Look at some of these myths and misunderstandings and see if they challenge your beliefs about domestic and family violence. Click on the references for links to further reading materials.
Child abuse isn't that common, so I dont need to worry about it.
Research into child sexual abuse suggests that the unofficial estimates are much higher than that reported by the Australian Institute of Health and Welfare (AIHW). These estimates have ranged from figures of 1 in 4 girls to somewhere between 1 in 7 and 1 in 12 boys as being victims of sexual abuse (James, 2000).
I should be more worried about 'stranger danger'.
Over 90% of child abuse cases involve a perpetrator that the child knows (Richards, 2011).
Women can just leave the abuse
There are many reasons why women cant 'just leave' abusive households and partners. This statement makes a very complex situation seem relatively trivial.

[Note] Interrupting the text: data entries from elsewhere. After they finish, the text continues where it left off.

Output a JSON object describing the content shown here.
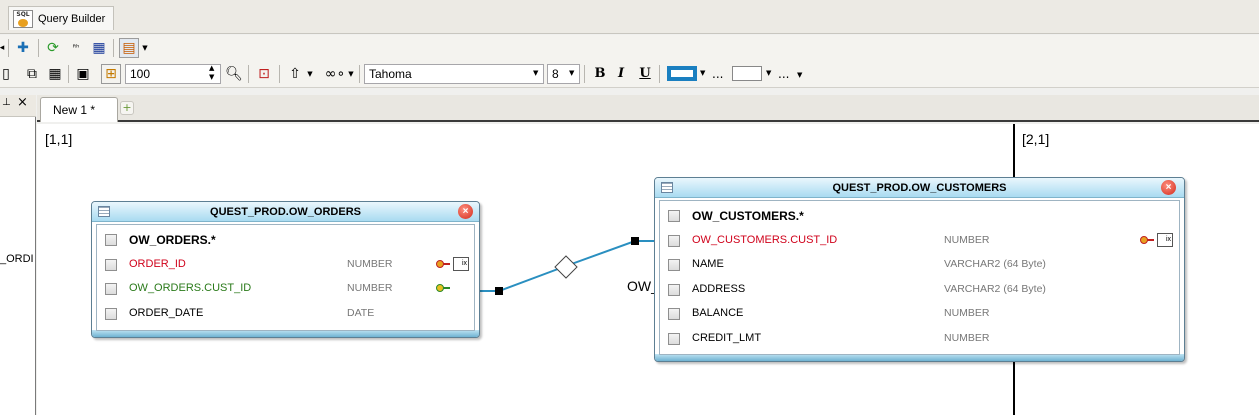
{
  "window": {
    "tab_title": "Query Builder",
    "sql_icon_text": "SQL"
  },
  "toolbar": {
    "zoom_value": "100",
    "font_name": "Tahoma",
    "font_size": "8",
    "bold_label": "B",
    "italic_label": "I",
    "underline_label": "U",
    "ellipsis": "..."
  },
  "left_panel": {
    "pin": "⊥",
    "close": "×",
    "clipped_text": "_ORDI"
  },
  "editor": {
    "tabs": [
      {
        "label": "New 1 *"
      }
    ],
    "add_tab": "+"
  },
  "canvas": {
    "cell_1": "[1,1]",
    "cell_2": "[2,1]",
    "join_label": "OW_",
    "tables": [
      {
        "title": "QUEST_PROD.OW_ORDERS",
        "columns": [
          {
            "name": "OW_ORDERS.*",
            "type": "",
            "style": "bold"
          },
          {
            "name": "ORDER_ID",
            "type": "NUMBER",
            "style": "red"
          },
          {
            "name": "OW_ORDERS.CUST_ID",
            "type": "NUMBER",
            "style": "green"
          },
          {
            "name": "ORDER_DATE",
            "type": "DATE",
            "style": "normal"
          }
        ]
      },
      {
        "title": "QUEST_PROD.OW_CUSTOMERS",
        "columns": [
          {
            "name": "OW_CUSTOMERS.*",
            "type": "",
            "style": "bold"
          },
          {
            "name": "OW_CUSTOMERS.CUST_ID",
            "type": "NUMBER",
            "style": "red"
          },
          {
            "name": "NAME",
            "type": "VARCHAR2 (64 Byte)",
            "style": "normal"
          },
          {
            "name": "ADDRESS",
            "type": "VARCHAR2 (64 Byte)",
            "style": "normal"
          },
          {
            "name": "BALANCE",
            "type": "NUMBER",
            "style": "normal"
          },
          {
            "name": "CREDIT_LMT",
            "type": "NUMBER",
            "style": "normal"
          }
        ]
      }
    ]
  },
  "colors": {
    "primary_key": "#d0021b",
    "foreign_key": "#2a7a1a",
    "join_line": "#2a8fc0",
    "table_header": "#a9dbf1"
  }
}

It assumes that women are almost to blame as they do not pack up and leave their abuser. There are many reasons including:
Safety concerns (threats to their life or the lives of their children and family)
Housing difficulties (homelessness)
Financial barriers (lack of access to money and employment)
Lack of access to support (isolation by the perpetrator)
Social attitudes and beliefs (victim-blaming)
Read more about this myth HERE.
Women get VROs to punish men
Women get VROs to feel protected and to keep their children safe. Chung (2014) conducted a study on perpetrators perceptions around VROs and why they breached them. Many men claimed that women filed for restraining orders when they were lying about the abuse, becuase they were being spiteful, and that they did not genuinely feel afraid or fear for their safety when wanting a VRO, when of course; they did.
Find out more about Chung's (2014) study HERE.
I would know if a family member was being abused
Domestic and family violence is often hidden as many women and children are too scared to speak out and perpetrators manipulate their behaviour in front of other people, often coming across as charming and friendly (Roberts, 2005).
Men can be bad partners, but good fathers
If men are abusive towards their partners in front of their children, or if the children can sense that their mother has been abused in some way, this is a form of abuse against children. Men that are abusive towards their partners are also perpetrating abuse against their children.